The state is dragging its feet over the electoral reforms that we were supposed to see before the advent of the 2018 general elections. One of the most important changes to take place before the next round of the electoral franchise is the purchase of Electronic Voting Machines (EVMs), to replace the old thumbprint voting process, but even this necessary change is taking much longer than it should. Procuring 300,000 EVMs – an important purchase – is likely to cost the country Rs30 billion. This means that the government has till June to get its act together and chalk out some reforms, or else the Election Commission of Pakistan (ECP) will be unable to get the funds released after the yearly budget has been finalised.

Reports reveal that progress (or lack thereof) on the electoral reforms is also ostensibly linked to the procurement of these machines. The ECP will need time to implement any proposed changes; it has a list of 15 tasks to complete before the elections are held, regardless of whether any changes to electoral laws are made in time. These include delimitation/reformulation of constituencies, updating the electoral rolls, enlisting political parties, appointing and training returning officers and others.

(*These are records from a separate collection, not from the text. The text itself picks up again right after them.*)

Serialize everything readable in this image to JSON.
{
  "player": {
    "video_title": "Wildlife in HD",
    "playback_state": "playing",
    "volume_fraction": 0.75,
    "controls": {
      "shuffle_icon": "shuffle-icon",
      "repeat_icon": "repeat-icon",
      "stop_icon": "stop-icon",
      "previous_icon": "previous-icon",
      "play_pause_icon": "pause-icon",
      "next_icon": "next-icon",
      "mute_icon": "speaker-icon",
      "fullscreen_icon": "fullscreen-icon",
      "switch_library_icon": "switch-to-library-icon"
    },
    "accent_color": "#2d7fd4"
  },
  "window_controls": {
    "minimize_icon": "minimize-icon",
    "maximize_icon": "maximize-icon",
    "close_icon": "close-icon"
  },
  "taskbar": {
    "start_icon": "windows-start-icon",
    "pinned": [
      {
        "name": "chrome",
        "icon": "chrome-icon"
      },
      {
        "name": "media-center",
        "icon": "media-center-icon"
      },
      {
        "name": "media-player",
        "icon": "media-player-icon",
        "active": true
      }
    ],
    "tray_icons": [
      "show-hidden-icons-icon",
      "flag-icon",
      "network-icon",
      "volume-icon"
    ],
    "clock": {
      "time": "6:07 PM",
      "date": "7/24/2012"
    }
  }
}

Less than a week after ECP Secretary wrote a letter to the National Assembly Speaker Ayaz Sadiq in the hopes to get the electoral reforms process expedited, the body finally ended its month-long boycott of the meetings regarding the subject, at the request of the speaker. While ending the boycott is a positive step, there was every indication that the institution, or at least some within it, were planning on extending this boycott, which reflects an overall indifference of all stakeholders (except the public).

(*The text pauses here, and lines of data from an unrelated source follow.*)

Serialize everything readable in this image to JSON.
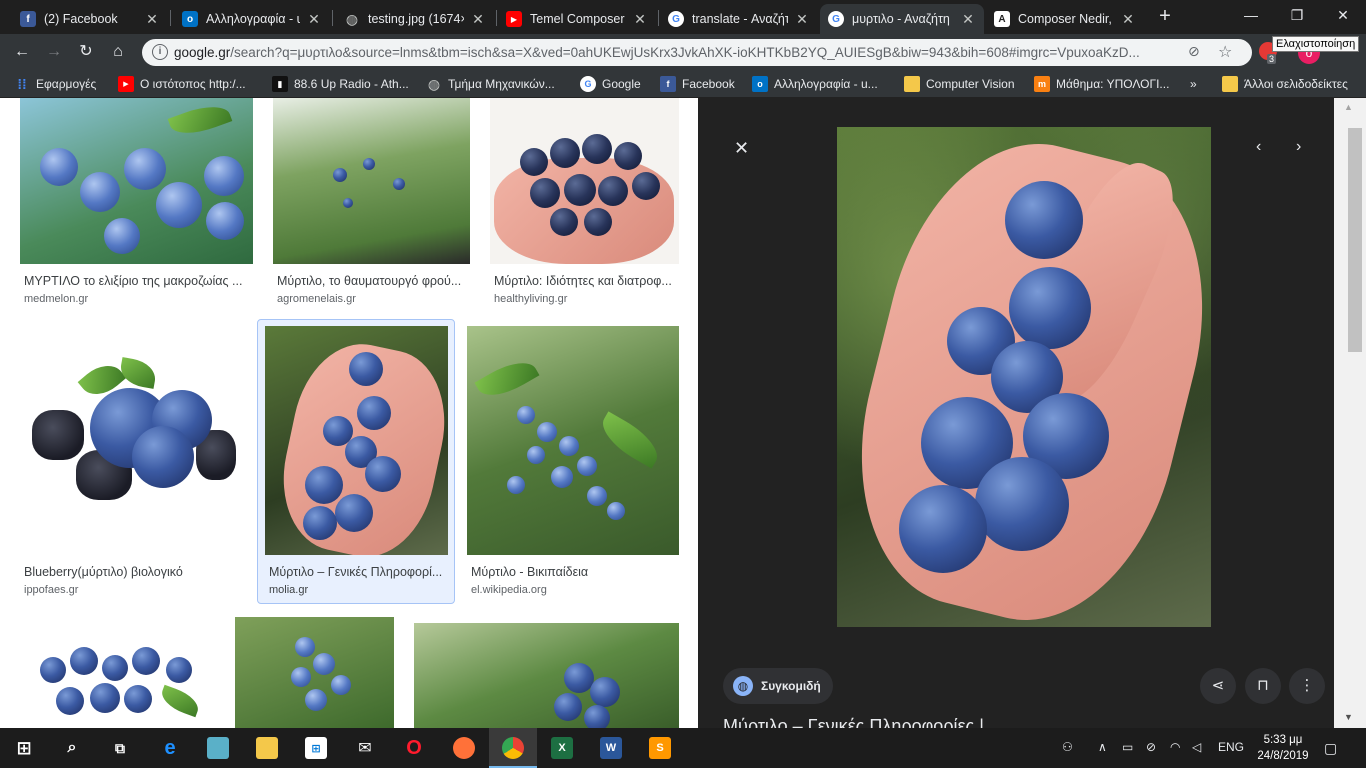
{
  "tabs": [
    {
      "title": "(2) Facebook",
      "icon": "facebook-icon",
      "color": "#3b5998",
      "glyph": "f"
    },
    {
      "title": "Αλληλογραφία - u",
      "icon": "outlook-icon",
      "color": "#0072c6",
      "glyph": "o"
    },
    {
      "title": "testing.jpg (1674×",
      "icon": "globe-icon",
      "color": "#5f6368",
      "glyph": "◍"
    },
    {
      "title": "Temel Composer K",
      "icon": "youtube-icon",
      "color": "#ff0000",
      "glyph": "▶"
    },
    {
      "title": "translate - Αναζήτ",
      "icon": "google-icon",
      "color": "#4285f4",
      "glyph": "G"
    },
    {
      "title": "μυρτιλο - Αναζήτη",
      "icon": "google-icon",
      "color": "#4285f4",
      "glyph": "G"
    },
    {
      "title": "Composer Nedir, N",
      "icon": "composer-icon",
      "color": "#222222",
      "glyph": "A"
    }
  ],
  "address": {
    "host": "google.gr",
    "path": "/search?q=μυρτιλο&source=lnms&tbm=isch&sa=X&ved=0ahUKEwjUsKrx3JvkAhXK-ioKHTKbB2YQ_AUIESgB&biw=943&bih=608#imgrc=VpuxoaKzD..."
  },
  "tooltip": "Ελαχιστοποίηση",
  "extension_badge": "3",
  "bookmarks": [
    {
      "label": "Εφαρμογές",
      "icon": "apps-grid-icon",
      "color": "#4285f4",
      "glyph": "⁞⁞"
    },
    {
      "label": "Ο ιστότοπος http:/...",
      "icon": "youtube-icon",
      "color": "#ff0000",
      "glyph": "▶"
    },
    {
      "label": "88.6 Up Radio - Ath...",
      "icon": "radio-icon",
      "color": "#111111",
      "glyph": "▮"
    },
    {
      "label": "Τμήμα Μηχανικών...",
      "icon": "globe-icon",
      "color": "#5f6368",
      "glyph": "◍"
    },
    {
      "label": "Google",
      "icon": "google-icon",
      "color": "#4285f4",
      "glyph": "G"
    },
    {
      "label": "Facebook",
      "icon": "facebook-icon",
      "color": "#3b5998",
      "glyph": "f"
    },
    {
      "label": "Αλληλογραφία - u...",
      "icon": "outlook-icon",
      "color": "#0072c6",
      "glyph": "o"
    },
    {
      "label": "Computer Vision",
      "icon": "folder-icon",
      "color": "#f4c84a",
      "glyph": ""
    },
    {
      "label": "Μάθημα: ΥΠΟΛΟΓΙ...",
      "icon": "moodle-icon",
      "color": "#f98012",
      "glyph": "m"
    }
  ],
  "bookmarks_more": "»",
  "other_bookmarks": "Άλλοι σελιδοδείκτες",
  "results": [
    {
      "caption": "ΜΥΡΤΙΛΟ το ελιξίριο της μακροζωίας ...",
      "source": "medmelon.gr"
    },
    {
      "caption": "Μύρτιλο, το θαυματουργό φρού...",
      "source": "agromenelais.gr"
    },
    {
      "caption": "Μύρτιλο: Ιδιότητες και διατροφ...",
      "source": "healthyliving.gr"
    },
    {
      "caption": "Blueberry(μύρτιλο) βιολογικό",
      "source": "ippofaes.gr"
    },
    {
      "caption": "Μύρτιλο – Γενικές Πληροφορί...",
      "source": "molia.gr"
    },
    {
      "caption": "Μύρτιλο - Βικιπαίδεια",
      "source": "el.wikipedia.org"
    }
  ],
  "panel": {
    "collect_label": "Συγκομιδή",
    "title": "Μύρτιλο – Γενικές Πληροφορίες |"
  },
  "taskbar": {
    "language": "ENG",
    "time": "5:33 μμ",
    "date": "24/8/2019"
  }
}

At this point it is still touch-and-go, everyone involved in reforming the electoral process has essentially pointed fingers at one another for not dealing with this task earnestly. However, the truth is that the issue is only now being brought to light because there is not much time left before the next elections – the changes have to made now, or the people will have to wait through another government before any improvements can be seen.